My walks through idyllic summer Basel revealed small-city plants around every corner, such as the tomatoes and herbs inhabiting a planter that mirrors the form of an adjacent bench on a traffic-calmed side street in Kleinbasel. Urban gardening has certainly arrived in Switzerland, or perhaps more accurately, is spreading out from its established territory of back- and front yards and claiming new spaces!
Let’s take a closer look at the shopping cart garden from the first post. I spotted two of these on the same street shown above, both hung with a sign reading “Children,” I’m guessing in the sense of “Slow down, children at play.”
Each shopping card was lined in heavy material and filled with soil, herbs, vegetables and more.

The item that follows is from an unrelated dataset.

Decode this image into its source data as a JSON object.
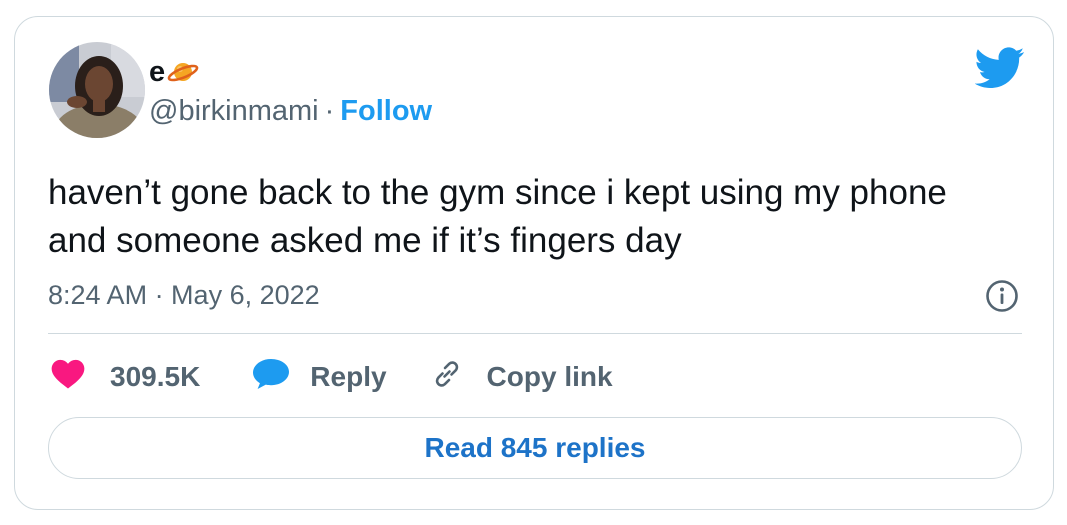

A peek beneath the purple basil and healthy rainbow chard revealed a tiny, colorful garden gnome. I never thought too hard about whether Swiss chard was really invented by the Swiss, as Brussels sprouts were by the Belgians. At least, it seems popular here.

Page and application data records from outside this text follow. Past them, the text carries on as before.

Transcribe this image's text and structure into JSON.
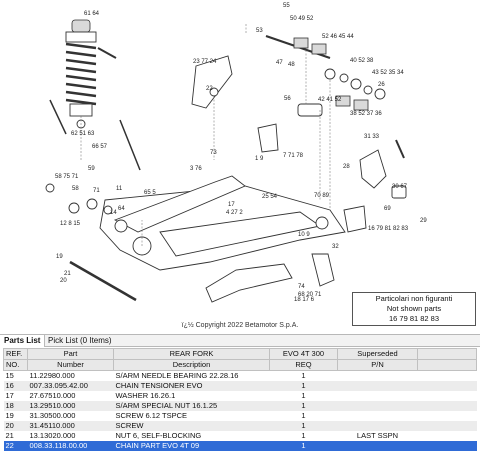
{
  "diagram": {
    "callouts": [
      "55",
      "61 64",
      "50 49 52",
      "52 46 45 44",
      "53",
      "23 77 24",
      "47",
      "48",
      "22",
      "43 52 35 34",
      "40 52 38",
      "56",
      "42 41 52",
      "26",
      "38 52 37 36",
      "62 51 63",
      "66 57",
      "58 75 71",
      "3 76",
      "1 9",
      "7 71 78",
      "31 33",
      "28",
      "30 67",
      "69",
      "29",
      "16 79 81 82 83",
      "58",
      "59",
      "71",
      "64",
      "65 5",
      "12 8 15",
      "14",
      "11",
      "21",
      "17",
      "25 54",
      "70 89",
      "10 9",
      "32",
      "4 27 2",
      "19",
      "20",
      "18 17 6",
      "68 20 71",
      "74",
      "73",
      "72",
      "46"
    ],
    "copyright": "ï¿½ Copyright 2022 Betamotor S.p.A.",
    "not_shown_line1": "Particolari non figuranti",
    "not_shown_line2": "Not shown parts",
    "not_shown_refs": "16 79 81 82 83"
  },
  "tabs": [
    {
      "label": "Parts List",
      "active": true
    },
    {
      "label": "Pick List (0 Items)",
      "active": false
    }
  ],
  "table": {
    "header_top": [
      "REF.",
      "Part",
      "REAR FORK",
      "EVO 4T 300",
      "Superseded"
    ],
    "header_bottom": [
      "NO.",
      "Number",
      "Description",
      "REQ",
      "P/N"
    ],
    "rows": [
      {
        "ref": "15",
        "number": "11.22980.000",
        "desc": "S/ARM NEEDLE BEARING 22.28.16",
        "req": "1",
        "ss": ""
      },
      {
        "ref": "16",
        "number": "007.33.095.42.00",
        "desc": "CHAIN TENSIONER EVO",
        "req": "1",
        "ss": ""
      },
      {
        "ref": "17",
        "number": "27.67510.000",
        "desc": "WASHER 16.26.1",
        "req": "1",
        "ss": ""
      },
      {
        "ref": "18",
        "number": "13.29510.000",
        "desc": "S/ARM SPECIAL NUT 16.1.25",
        "req": "1",
        "ss": ""
      },
      {
        "ref": "19",
        "number": "31.30500.000",
        "desc": "SCREW 6.12 TSPCE",
        "req": "1",
        "ss": ""
      },
      {
        "ref": "20",
        "number": "31.45110.000",
        "desc": "SCREW",
        "req": "1",
        "ss": ""
      },
      {
        "ref": "21",
        "number": "13.13020.000",
        "desc": "NUT 6, SELF-BLOCKING",
        "req": "1",
        "ss": "LAST SSPN"
      },
      {
        "ref": "22",
        "number": "008.33.118.00.00",
        "desc": "CHAIN PART EVO 4T 09",
        "req": "1",
        "ss": "",
        "selected": true
      }
    ]
  }
}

Around the corner, I found background information on the shopping carts. Parked in front of the Stadtquartier Sekretariat, an office for community information and activities, was another shopping cart garden with a few plants and two signs.
On the right, we read that the shopping carts are a project from a 25-year-old woman to promote urban gardening and are called “keinkaufwagens,” a play on the word “Einkaufwagen” (shopping cart) that means No-Purchase-Carts. The sign on the left is a letter from this “keinkaufswagen” addressed “Dear Thief” sarcastically thanking an anonymous person for at least leaving one tomato plant after stealing most of the herbs and vegetable plants. The “keinfkaufswagen” says, however, that it will not be daunted from providing some green in the gray of the city!
Next time: guess what the local Italian restaurant in Basel has growing in their sidewalk garden?